App and web page records
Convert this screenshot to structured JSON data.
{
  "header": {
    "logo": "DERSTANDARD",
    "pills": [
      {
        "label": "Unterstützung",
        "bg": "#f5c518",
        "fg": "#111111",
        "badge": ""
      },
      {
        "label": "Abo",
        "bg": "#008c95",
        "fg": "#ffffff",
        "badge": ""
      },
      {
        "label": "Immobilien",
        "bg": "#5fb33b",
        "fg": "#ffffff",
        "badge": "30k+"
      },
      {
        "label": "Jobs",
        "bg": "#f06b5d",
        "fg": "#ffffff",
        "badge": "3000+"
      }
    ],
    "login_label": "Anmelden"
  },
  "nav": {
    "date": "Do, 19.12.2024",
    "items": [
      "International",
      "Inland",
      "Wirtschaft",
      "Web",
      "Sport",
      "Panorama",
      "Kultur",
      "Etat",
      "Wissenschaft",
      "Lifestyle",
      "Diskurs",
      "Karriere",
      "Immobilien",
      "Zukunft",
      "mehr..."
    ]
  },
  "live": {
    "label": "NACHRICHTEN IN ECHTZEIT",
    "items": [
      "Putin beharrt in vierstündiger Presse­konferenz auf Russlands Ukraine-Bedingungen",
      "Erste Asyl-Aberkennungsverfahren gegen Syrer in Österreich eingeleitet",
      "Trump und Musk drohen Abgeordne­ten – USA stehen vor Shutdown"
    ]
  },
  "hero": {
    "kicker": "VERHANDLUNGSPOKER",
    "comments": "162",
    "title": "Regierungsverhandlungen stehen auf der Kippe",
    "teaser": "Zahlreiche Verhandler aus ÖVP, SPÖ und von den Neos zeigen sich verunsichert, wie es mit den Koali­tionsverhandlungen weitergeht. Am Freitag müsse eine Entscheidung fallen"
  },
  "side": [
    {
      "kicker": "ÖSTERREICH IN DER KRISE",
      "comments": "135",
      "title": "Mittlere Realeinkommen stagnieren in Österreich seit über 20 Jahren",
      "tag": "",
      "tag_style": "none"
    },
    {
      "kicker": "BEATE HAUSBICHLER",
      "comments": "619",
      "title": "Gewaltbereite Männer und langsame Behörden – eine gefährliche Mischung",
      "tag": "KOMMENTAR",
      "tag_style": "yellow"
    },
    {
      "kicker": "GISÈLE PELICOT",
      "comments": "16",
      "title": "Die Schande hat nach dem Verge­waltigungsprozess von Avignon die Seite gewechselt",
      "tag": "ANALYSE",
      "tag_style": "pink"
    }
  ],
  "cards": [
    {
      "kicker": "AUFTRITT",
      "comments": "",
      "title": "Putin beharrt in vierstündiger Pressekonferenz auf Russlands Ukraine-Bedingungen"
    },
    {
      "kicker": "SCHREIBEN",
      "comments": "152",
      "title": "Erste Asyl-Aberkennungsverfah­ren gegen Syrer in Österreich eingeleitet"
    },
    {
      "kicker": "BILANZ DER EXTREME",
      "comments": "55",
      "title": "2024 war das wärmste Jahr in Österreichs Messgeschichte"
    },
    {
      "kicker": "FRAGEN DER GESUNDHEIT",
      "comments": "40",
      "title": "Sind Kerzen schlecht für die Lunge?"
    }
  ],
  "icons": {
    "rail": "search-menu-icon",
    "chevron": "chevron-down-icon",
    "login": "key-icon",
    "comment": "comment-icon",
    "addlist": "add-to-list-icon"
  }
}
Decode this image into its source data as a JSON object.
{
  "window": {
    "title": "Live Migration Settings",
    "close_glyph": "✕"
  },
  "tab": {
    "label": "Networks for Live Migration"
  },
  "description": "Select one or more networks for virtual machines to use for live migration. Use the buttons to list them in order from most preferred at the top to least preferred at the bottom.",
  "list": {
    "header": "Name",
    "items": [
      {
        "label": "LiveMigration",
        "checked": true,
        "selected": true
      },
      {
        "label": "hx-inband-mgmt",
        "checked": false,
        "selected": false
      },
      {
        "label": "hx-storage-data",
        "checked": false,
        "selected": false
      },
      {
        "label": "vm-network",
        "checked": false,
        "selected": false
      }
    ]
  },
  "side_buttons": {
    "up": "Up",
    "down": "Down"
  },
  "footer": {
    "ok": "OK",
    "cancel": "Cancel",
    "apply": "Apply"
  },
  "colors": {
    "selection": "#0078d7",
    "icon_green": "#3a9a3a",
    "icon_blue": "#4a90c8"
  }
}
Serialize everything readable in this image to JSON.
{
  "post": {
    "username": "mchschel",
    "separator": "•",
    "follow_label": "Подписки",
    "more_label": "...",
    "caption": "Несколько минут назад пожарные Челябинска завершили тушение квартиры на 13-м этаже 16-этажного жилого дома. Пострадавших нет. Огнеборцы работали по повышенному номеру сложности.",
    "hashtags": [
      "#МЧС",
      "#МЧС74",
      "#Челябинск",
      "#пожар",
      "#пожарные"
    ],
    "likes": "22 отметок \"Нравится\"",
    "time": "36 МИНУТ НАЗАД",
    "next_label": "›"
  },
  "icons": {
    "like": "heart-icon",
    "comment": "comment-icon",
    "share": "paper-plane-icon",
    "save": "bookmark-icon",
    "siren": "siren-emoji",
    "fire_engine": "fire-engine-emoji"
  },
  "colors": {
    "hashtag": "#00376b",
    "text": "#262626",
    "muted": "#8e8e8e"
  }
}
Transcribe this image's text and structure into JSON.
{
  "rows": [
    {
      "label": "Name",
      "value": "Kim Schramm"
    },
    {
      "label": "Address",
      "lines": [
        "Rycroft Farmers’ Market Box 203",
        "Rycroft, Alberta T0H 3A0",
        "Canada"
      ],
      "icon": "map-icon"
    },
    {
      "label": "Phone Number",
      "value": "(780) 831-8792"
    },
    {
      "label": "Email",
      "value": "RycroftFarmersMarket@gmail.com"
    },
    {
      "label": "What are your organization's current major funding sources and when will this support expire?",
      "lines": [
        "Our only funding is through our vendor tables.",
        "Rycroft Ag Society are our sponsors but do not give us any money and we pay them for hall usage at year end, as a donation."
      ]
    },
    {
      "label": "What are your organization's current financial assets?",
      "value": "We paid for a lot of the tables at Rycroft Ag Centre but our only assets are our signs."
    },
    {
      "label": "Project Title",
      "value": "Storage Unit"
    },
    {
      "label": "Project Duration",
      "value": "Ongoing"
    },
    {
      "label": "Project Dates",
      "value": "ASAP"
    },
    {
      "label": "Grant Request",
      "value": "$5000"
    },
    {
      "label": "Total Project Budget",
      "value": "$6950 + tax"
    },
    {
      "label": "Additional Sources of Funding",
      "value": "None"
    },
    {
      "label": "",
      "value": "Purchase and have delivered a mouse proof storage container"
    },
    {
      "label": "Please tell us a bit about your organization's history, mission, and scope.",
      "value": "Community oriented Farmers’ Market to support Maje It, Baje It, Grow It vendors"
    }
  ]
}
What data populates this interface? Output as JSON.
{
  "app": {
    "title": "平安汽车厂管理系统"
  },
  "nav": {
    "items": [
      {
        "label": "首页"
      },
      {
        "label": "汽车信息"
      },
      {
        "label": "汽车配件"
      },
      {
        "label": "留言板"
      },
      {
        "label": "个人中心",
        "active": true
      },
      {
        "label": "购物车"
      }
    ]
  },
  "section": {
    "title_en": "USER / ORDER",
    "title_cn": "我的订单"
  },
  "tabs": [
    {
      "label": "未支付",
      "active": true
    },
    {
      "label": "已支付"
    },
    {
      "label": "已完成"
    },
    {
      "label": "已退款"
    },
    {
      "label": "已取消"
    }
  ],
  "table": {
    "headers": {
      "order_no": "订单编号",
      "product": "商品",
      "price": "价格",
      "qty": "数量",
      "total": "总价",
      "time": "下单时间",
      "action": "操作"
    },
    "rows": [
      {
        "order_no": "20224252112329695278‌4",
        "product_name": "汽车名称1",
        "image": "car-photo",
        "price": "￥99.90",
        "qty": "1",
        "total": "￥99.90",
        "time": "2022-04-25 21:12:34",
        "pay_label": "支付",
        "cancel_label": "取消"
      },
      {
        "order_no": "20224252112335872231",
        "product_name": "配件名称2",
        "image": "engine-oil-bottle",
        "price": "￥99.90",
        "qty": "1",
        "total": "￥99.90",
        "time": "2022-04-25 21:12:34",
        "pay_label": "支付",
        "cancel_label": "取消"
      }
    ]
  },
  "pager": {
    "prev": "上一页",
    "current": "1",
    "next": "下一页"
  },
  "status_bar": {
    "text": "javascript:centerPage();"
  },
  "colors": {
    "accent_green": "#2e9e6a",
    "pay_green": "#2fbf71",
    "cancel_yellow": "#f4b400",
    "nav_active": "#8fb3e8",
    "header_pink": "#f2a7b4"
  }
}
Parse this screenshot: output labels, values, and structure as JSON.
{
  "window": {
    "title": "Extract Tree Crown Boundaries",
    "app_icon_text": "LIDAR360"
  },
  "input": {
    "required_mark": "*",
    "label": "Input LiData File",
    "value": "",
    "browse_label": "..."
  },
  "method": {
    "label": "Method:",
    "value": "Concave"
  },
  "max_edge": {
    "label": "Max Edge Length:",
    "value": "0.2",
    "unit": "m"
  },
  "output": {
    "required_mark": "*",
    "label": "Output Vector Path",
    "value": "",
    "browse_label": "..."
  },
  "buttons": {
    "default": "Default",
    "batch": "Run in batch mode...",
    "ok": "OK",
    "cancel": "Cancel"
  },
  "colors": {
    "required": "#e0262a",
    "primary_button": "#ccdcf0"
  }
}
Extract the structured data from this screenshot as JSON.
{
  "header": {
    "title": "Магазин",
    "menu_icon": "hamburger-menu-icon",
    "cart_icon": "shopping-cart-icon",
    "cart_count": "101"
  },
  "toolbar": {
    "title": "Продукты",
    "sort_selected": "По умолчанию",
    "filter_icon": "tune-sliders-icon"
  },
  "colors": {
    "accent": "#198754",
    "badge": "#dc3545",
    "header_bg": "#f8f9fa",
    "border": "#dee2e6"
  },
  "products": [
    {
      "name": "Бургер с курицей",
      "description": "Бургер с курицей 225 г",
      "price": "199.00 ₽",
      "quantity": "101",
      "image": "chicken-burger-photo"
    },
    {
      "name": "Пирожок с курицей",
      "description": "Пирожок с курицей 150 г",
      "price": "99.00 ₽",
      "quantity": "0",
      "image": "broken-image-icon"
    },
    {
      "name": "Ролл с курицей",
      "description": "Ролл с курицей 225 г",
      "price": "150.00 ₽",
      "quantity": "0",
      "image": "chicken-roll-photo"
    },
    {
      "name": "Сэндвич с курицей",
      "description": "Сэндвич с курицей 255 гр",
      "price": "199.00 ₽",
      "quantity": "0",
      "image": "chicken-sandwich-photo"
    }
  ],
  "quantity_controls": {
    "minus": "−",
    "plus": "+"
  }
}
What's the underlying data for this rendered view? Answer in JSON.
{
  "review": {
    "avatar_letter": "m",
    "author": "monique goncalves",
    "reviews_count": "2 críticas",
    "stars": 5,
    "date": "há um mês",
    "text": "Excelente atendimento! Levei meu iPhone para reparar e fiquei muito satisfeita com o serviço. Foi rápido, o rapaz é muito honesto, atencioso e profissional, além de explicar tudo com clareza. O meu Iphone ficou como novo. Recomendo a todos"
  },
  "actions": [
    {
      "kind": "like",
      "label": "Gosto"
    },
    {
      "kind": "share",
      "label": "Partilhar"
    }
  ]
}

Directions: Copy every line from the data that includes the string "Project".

Solved exercise:
      "label": "Project Title",
      "label": "Project Duration",
      "label": "Project Dates",
      "label": "Total Project Budget",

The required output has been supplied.